* **Directions**: Carry over every entry exactly as it appears in the records.

Stored data entries:

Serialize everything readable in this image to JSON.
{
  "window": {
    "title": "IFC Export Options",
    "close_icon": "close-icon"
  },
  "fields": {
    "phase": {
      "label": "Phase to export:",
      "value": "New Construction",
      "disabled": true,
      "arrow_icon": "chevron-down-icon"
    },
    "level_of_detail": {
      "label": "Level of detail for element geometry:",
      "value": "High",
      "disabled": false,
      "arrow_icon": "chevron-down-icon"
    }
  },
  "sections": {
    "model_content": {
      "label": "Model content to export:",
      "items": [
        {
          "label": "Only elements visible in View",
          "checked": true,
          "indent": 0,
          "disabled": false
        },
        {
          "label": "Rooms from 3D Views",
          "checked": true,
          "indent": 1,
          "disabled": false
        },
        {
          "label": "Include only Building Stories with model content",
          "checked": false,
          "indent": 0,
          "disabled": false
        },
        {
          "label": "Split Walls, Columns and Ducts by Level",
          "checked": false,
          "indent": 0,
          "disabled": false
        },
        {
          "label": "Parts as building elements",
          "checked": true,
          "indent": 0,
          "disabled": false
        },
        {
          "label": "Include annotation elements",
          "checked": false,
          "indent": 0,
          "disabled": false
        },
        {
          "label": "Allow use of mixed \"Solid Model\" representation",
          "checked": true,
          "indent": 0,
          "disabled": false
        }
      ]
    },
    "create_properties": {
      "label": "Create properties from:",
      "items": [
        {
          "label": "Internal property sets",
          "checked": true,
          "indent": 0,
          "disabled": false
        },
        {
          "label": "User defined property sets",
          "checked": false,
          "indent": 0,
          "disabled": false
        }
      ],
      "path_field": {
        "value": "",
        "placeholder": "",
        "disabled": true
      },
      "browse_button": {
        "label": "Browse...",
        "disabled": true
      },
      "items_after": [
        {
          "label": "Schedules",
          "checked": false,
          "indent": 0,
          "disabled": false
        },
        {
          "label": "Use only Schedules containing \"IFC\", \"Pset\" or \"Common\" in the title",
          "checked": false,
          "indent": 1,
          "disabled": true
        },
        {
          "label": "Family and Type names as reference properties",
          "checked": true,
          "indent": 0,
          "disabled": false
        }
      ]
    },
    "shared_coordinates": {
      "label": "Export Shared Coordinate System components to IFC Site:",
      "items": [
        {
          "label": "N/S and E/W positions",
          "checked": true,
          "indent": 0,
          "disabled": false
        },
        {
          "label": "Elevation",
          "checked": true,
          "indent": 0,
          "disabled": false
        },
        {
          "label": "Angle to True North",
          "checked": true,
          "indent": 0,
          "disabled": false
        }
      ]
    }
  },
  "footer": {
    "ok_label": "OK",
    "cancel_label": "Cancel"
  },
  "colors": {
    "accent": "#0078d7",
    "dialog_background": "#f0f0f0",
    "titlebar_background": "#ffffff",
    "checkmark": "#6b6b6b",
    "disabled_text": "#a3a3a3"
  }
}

* **Written solution**:
Serialize everything readable in this image to JSON.
{
  "window": {
    "title": "IFC Export Options",
    "close_icon": "close-icon"
  },
  "fields": {
    "phase": {
      "label": "Phase to export:",
      "value": "New Construction",
      "disabled": true,
      "arrow_icon": "chevron-down-icon"
    },
    "level_of_detail": {
      "label": "Level of detail for element geometry:",
      "value": "High",
      "disabled": false,
      "arrow_icon": "chevron-down-icon"
    }
  },
  "sections": {
    "model_content": {
      "label": "Model content to export:",
      "items": [
        {
          "label": "Only elements visible in View",
          "checked": true,
          "indent": 0,
          "disabled": false
        },
        {
          "label": "Rooms from 3D Views",
          "checked": true,
          "indent": 1,
          "disabled": false
        },
        {
          "label": "Include only Building Stories with model content",
          "checked": false,
          "indent": 0,
          "disabled": false
        },
        {
          "label": "Split Walls, Columns and Ducts by Level",
          "checked": false,
          "indent": 0,
          "disabled": false
        },
        {
          "label": "Parts as building elements",
          "checked": true,
          "indent": 0,
          "disabled": false
        },
        {
          "label": "Include annotation elements",
          "checked": false,
          "indent": 0,
          "disabled": false
        },
        {
          "label": "Allow use of mixed \"Solid Model\" representation",
          "checked": true,
          "indent": 0,
          "disabled": false
        }
      ]
    },
    "create_properties": {
      "label": "Create properties from:",
      "items": [
        {
          "label": "Internal property sets",
          "checked": true,
          "indent": 0,
          "disabled": false
        },
        {
          "label": "User defined property sets",
          "checked": false,
          "indent": 0,
          "disabled": false
        }
      ],
      "path_field": {
        "value": "",
        "placeholder": "",
        "disabled": true
      },
      "browse_button": {
        "label": "Browse...",
        "disabled": true
      },
      "items_after": [
        {
          "label": "Schedules",
          "checked": false,
          "indent": 0,
          "disabled": false
        },
        {
          "label": "Use only Schedules containing \"IFC\", \"Pset\" or \"Common\" in the title",
          "checked": false,
          "indent": 1,
          "disabled": true
        },
        {
          "label": "Family and Type names as reference properties",
          "checked": true,
          "indent": 0,
          "disabled": false
        }
      ]
    },
    "shared_coordinates": {
      "label": "Export Shared Coordinate System components to IFC Site:",
      "items": [
        {
          "label": "N/S and E/W positions",
          "checked": true,
          "indent": 0,
          "disabled": false
        },
        {
          "label": "Elevation",
          "checked": true,
          "indent": 0,
          "disabled": false
        },
        {
          "label": "Angle to True North",
          "checked": true,
          "indent": 0,
          "disabled": false
        }
      ]
    }
  },
  "footer": {
    "ok_label": "OK",
    "cancel_label": "Cancel"
  },
  "colors": {
    "accent": "#0078d7",
    "dialog_background": "#f0f0f0",
    "titlebar_background": "#ffffff",
    "checkmark": "#6b6b6b",
    "disabled_text": "#a3a3a3"
  }
}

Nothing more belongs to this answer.